### Task statement
Go through the listing below. Copy each line that has the string "this".

*** Excerpted records Section Begins ***

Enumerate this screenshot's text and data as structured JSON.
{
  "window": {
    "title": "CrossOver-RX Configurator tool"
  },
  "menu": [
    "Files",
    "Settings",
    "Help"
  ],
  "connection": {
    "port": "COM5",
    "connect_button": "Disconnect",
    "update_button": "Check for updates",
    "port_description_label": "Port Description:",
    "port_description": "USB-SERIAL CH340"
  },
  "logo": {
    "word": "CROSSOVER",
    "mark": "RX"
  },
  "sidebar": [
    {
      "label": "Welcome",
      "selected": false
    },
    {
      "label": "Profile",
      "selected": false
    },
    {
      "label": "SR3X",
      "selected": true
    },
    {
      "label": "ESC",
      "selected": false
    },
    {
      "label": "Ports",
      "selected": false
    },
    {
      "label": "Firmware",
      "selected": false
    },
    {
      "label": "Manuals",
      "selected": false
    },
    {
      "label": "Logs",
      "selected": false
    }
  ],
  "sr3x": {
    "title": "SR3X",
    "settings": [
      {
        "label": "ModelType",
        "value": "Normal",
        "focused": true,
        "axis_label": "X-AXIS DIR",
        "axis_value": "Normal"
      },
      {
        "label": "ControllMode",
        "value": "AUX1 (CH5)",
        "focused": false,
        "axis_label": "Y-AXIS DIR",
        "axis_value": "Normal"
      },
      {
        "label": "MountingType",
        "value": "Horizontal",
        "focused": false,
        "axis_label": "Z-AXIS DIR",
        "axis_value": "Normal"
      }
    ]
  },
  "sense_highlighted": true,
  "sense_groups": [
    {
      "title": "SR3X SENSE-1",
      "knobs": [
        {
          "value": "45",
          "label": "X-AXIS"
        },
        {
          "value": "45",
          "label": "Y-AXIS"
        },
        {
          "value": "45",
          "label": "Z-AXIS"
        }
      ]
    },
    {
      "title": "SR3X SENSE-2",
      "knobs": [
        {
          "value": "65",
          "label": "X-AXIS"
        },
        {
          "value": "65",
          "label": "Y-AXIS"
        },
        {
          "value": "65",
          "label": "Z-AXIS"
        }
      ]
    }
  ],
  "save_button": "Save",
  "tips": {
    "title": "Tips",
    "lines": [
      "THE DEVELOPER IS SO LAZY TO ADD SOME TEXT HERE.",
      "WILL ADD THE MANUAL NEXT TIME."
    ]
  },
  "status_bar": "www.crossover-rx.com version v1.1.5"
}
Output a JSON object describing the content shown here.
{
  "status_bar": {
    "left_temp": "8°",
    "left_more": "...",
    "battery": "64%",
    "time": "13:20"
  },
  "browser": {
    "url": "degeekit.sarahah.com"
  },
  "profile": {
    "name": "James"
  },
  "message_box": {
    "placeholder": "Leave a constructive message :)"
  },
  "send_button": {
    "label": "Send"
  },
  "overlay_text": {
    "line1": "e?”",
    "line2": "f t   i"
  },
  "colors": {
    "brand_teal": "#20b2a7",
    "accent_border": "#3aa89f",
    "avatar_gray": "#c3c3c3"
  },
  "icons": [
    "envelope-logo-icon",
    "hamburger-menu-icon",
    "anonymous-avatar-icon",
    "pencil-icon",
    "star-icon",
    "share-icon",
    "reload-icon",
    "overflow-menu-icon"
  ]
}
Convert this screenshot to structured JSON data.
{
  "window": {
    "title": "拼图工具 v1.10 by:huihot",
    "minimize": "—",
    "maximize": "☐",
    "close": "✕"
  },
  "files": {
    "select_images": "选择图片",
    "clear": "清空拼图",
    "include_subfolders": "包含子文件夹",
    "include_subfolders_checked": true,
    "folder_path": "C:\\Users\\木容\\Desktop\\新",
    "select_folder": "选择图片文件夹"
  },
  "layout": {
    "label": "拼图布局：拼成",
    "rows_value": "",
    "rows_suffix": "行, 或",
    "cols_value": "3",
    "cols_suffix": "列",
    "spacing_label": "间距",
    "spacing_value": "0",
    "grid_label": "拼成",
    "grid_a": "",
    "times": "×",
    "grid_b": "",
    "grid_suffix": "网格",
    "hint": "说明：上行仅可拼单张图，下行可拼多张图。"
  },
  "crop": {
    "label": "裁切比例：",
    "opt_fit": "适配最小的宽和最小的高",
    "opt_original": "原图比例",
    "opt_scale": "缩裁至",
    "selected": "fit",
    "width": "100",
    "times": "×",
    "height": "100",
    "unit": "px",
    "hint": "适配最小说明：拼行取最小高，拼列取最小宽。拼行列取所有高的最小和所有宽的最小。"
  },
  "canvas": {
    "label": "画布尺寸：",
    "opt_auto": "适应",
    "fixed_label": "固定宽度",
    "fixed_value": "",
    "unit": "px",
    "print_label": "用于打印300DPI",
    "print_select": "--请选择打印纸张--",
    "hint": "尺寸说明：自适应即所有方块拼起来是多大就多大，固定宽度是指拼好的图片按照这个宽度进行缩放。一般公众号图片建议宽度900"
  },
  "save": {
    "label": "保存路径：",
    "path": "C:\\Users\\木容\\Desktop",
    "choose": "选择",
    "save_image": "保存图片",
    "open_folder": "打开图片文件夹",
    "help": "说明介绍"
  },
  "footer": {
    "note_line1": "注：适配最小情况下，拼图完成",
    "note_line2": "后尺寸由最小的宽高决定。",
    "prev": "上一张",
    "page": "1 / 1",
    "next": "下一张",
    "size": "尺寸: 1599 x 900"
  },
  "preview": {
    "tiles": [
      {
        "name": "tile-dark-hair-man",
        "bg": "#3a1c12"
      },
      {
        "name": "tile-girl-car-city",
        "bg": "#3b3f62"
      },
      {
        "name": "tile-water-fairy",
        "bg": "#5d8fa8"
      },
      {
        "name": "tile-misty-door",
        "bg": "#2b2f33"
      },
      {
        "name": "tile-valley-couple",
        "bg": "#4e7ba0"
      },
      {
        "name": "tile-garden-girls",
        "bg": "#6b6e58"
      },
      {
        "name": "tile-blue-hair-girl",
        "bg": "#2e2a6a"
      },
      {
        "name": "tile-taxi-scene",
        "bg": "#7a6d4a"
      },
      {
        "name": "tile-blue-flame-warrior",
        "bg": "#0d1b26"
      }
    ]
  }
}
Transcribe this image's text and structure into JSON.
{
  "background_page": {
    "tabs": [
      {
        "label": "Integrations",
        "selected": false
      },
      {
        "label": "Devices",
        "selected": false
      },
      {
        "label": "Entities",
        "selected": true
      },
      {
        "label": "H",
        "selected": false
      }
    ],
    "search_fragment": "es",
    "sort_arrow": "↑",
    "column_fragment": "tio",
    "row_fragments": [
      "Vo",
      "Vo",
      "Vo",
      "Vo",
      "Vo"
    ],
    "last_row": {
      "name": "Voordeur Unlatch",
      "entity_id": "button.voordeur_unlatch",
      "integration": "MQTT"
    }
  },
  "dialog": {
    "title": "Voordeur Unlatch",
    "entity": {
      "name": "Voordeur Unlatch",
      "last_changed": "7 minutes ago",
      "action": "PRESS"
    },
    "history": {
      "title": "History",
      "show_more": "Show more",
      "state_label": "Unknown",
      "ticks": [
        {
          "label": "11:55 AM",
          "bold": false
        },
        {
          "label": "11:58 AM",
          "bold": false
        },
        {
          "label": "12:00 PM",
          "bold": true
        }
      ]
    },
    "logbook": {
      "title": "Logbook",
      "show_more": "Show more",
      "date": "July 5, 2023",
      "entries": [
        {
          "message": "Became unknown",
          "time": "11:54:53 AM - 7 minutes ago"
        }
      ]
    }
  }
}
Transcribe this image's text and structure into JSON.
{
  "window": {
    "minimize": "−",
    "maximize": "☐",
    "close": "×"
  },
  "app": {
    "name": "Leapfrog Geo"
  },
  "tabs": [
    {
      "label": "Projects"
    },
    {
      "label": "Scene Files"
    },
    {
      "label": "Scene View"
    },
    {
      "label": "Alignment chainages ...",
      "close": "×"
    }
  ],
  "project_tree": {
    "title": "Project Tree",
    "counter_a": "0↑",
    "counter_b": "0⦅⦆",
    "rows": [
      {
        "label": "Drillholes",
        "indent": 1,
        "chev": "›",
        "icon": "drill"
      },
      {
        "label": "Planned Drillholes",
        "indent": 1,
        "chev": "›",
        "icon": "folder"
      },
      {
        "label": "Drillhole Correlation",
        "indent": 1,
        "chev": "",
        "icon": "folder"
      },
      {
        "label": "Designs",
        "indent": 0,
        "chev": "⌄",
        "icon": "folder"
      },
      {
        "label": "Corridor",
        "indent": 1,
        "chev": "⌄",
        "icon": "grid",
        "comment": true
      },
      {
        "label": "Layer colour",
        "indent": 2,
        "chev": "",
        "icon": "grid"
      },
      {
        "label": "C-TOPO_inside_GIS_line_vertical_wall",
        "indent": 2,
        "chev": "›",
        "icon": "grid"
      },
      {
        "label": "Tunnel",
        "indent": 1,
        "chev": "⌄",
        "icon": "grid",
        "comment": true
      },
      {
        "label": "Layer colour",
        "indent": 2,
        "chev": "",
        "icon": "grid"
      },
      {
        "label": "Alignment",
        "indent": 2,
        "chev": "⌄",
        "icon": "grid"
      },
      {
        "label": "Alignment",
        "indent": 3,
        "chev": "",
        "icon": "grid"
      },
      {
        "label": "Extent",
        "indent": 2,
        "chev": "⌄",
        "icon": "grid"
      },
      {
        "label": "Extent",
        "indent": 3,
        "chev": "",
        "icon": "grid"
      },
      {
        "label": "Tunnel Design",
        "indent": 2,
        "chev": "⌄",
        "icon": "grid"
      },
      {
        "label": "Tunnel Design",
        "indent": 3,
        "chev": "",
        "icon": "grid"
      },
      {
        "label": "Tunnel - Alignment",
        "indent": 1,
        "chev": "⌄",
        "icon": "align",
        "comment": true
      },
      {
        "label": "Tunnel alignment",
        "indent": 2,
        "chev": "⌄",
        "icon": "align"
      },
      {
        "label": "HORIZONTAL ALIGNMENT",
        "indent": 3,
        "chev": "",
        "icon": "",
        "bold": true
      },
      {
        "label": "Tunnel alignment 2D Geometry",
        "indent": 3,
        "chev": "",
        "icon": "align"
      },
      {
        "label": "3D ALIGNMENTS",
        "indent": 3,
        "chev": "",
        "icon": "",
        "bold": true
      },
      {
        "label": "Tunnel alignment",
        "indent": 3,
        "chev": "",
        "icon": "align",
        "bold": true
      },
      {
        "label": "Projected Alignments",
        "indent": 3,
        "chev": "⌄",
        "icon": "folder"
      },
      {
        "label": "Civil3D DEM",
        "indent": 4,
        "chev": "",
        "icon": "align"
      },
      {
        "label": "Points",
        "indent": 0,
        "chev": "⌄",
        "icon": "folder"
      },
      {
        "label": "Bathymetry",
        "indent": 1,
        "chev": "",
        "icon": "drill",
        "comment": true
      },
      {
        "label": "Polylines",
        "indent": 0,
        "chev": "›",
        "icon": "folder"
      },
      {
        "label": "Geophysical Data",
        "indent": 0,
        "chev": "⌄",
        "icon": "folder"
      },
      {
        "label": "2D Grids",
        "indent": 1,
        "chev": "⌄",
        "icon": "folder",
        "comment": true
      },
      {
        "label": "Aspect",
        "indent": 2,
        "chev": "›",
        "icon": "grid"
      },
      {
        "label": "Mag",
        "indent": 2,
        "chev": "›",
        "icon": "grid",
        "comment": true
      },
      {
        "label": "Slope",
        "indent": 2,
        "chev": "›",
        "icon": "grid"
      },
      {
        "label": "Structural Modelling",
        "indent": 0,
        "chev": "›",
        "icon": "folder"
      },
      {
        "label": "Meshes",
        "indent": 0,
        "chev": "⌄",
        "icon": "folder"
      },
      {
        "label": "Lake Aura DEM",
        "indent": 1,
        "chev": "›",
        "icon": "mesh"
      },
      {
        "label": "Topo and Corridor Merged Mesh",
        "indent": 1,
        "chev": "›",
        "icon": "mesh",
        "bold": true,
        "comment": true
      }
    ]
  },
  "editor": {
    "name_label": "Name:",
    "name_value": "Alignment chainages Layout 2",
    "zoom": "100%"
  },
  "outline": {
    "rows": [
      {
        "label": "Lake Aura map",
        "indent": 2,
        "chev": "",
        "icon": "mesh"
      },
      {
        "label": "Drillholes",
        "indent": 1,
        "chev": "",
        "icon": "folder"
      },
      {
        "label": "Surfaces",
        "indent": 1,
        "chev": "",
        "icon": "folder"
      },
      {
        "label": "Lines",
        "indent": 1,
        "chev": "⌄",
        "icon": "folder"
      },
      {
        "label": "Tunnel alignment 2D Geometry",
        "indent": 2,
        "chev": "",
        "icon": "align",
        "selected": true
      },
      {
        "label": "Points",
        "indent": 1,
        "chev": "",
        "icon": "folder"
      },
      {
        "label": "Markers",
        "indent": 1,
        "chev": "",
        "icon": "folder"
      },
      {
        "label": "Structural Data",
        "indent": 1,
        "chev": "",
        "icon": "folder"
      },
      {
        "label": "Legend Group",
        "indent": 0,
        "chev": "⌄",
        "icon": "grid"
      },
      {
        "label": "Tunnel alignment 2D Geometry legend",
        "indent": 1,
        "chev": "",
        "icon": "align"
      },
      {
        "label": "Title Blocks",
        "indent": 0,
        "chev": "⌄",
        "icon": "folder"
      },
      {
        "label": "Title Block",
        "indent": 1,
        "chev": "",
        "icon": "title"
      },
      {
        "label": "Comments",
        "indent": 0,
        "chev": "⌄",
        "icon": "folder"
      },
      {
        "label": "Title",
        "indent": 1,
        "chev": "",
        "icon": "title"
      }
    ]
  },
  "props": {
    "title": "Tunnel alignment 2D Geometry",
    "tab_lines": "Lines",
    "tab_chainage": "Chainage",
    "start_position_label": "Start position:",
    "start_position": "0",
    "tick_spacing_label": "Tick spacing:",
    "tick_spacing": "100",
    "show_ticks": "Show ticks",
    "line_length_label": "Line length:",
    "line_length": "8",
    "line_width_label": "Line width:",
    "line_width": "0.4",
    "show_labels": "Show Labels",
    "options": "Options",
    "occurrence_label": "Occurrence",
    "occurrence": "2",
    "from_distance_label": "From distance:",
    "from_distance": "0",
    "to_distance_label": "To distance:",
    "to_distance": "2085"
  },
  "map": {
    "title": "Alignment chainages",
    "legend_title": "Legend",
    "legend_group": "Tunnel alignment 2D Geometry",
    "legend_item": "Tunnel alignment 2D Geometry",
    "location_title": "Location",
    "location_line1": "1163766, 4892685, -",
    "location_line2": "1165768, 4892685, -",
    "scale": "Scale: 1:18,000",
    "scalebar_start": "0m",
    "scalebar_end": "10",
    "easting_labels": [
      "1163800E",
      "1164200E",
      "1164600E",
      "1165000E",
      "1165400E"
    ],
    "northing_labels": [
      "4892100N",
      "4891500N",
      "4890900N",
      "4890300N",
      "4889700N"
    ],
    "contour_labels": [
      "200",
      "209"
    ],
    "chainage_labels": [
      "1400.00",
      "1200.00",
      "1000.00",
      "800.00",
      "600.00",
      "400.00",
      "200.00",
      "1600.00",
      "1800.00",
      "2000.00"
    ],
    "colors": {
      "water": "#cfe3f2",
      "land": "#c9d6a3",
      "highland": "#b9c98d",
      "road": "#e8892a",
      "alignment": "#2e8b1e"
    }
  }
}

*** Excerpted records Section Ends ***

### Task output
Enumerate this screenshot's text and data as structured JSON.
Convert this screenshot to structured JSON data.
Transcribe this image's text and structure into JSON.
Transcribe this image's text and structure into JSON.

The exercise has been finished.